Brijesh
Feb 27, 2013 08:33am
The problem is not one incident, but a culture of violence that is gripping Pakistan today. I remember India used to be such a place in the 80s. Almost every week used to bring us news of a bomb blast in Punjab, Nagaland, Manipur. Thankfully India was able to come out the mess. But it required great amount of political will to effect the change. The political class decided that there is no such thing as a good terrorists. Hopefully Pakistan will realise this soon and act.
tariq
Feb 27, 2013 07:32pm
We are considered Muslims by the Government of Pakistan. You killed Muslims in Gujrat and Sikhs in Punjab as you considered them as non Indians? Watch before you try to polarize us. Yes we have problems like any other developing country but we as a nation will get out of this.
Arif
Feb 27, 2013 07:06pm
the governments role are to protect the citizens, which includes these Hazara's. Not to decide if they are muslim or not...and you are a Troll.
pathanoo
Feb 27, 2013 05:20am
The author is absolutely right. There is no counter terrorism policy in Pakistan, only terrorism and terrorists.
Kumar
Feb 27, 2013 12:24pm
Hazaras are not considered true Muslims to be protected by the Government.
Agha Ata (USA)
Feb 28, 2013 02:37am

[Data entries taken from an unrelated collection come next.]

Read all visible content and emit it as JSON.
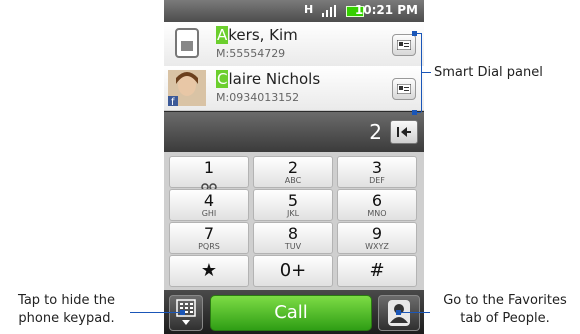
{
  "status": {
    "network": "H",
    "time": "10:21 PM"
  },
  "smart_dial": {
    "contacts": [
      {
        "first_letter": "A",
        "rest_name": "kers, Kim",
        "number": "M:55554729",
        "icon": "sim-card-icon"
      },
      {
        "first_letter": "C",
        "rest_name": "laire Nichols",
        "number": "M:0934013152",
        "icon": "contact-photo",
        "badge": "f"
      }
    ]
  },
  "dial": {
    "digits": "2"
  },
  "keypad": {
    "keys": [
      {
        "digit": "1",
        "letters": ""
      },
      {
        "digit": "2",
        "letters": "ABC"
      },
      {
        "digit": "3",
        "letters": "DEF"
      },
      {
        "digit": "4",
        "letters": "GHI"
      },
      {
        "digit": "5",
        "letters": "JKL"
      },
      {
        "digit": "6",
        "letters": "MNO"
      },
      {
        "digit": "7",
        "letters": "PQRS"
      },
      {
        "digit": "8",
        "letters": "TUV"
      },
      {
        "digit": "9",
        "letters": "WXYZ"
      },
      {
        "digit": "★",
        "letters": ""
      },
      {
        "digit": "0+",
        "letters": ""
      },
      {
        "digit": "#",
        "letters": ""
      }
    ]
  },
  "bottom_bar": {
    "call_label": "Call"
  },
  "callouts": {
    "smart_dial": "Smart Dial panel",
    "hide_keypad": "Tap to hide the phone keypad.",
    "favorites": "Go to the Favorites tab of People."
  },
  "colors": {
    "call_green": "#3fb51f",
    "highlight": "#6ccf2e",
    "callout_line": "#1a56b8"
  }
}
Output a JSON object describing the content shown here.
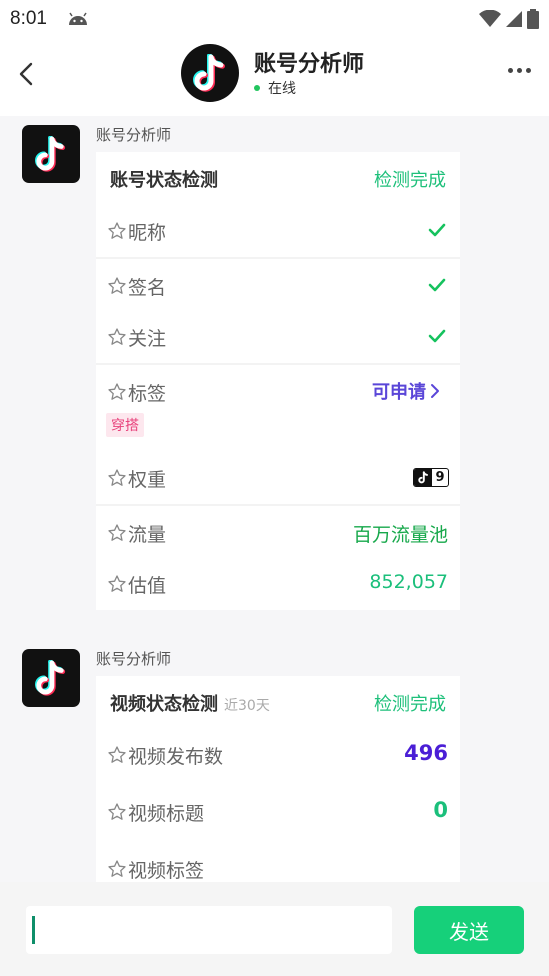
{
  "status_bar": {
    "time": "8:01"
  },
  "header": {
    "title": "账号分析师",
    "status": "在线"
  },
  "messages": [
    {
      "sender": "账号分析师",
      "card": {
        "title": "账号状态检测",
        "status": "检测完成",
        "rows": {
          "nickname": {
            "label": "昵称"
          },
          "signature": {
            "label": "签名"
          },
          "follow": {
            "label": "关注"
          },
          "tags": {
            "label": "标签",
            "action": "可申请",
            "tag": "穿搭"
          },
          "weight": {
            "label": "权重",
            "badge_number": "9"
          },
          "traffic": {
            "label": "流量",
            "value": "百万流量池"
          },
          "valuation": {
            "label": "估值",
            "value": "852,057"
          }
        }
      }
    },
    {
      "sender": "账号分析师",
      "card": {
        "title": "视频状态检测",
        "subtitle": "近30天",
        "status": "检测完成",
        "rows": {
          "video_count": {
            "label": "视频发布数",
            "value": "496"
          },
          "video_titles": {
            "label": "视频标题",
            "value": "0"
          },
          "video_tags": {
            "label": "视频标签"
          }
        }
      }
    }
  ],
  "composer": {
    "send_label": "发送"
  },
  "colors": {
    "accent_green": "#16d07a",
    "detect_green": "#1fc07b",
    "purple": "#4a1ed6",
    "tag_pink": "#e8437c"
  },
  "icons": [
    "back-arrow-icon",
    "more-dots-icon",
    "star-outline-icon",
    "checkmark-icon",
    "chevron-right-icon",
    "tiktok-logo-icon",
    "wifi-icon",
    "cell-signal-icon",
    "battery-icon",
    "android-icon"
  ]
}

Nobody knows what is happening, and nobody is willing to say that he doesn't know what is happening; nobody knows how to control it, and nobody is willing to say that he doesn't know how to control it. Can anyone name this situation, please?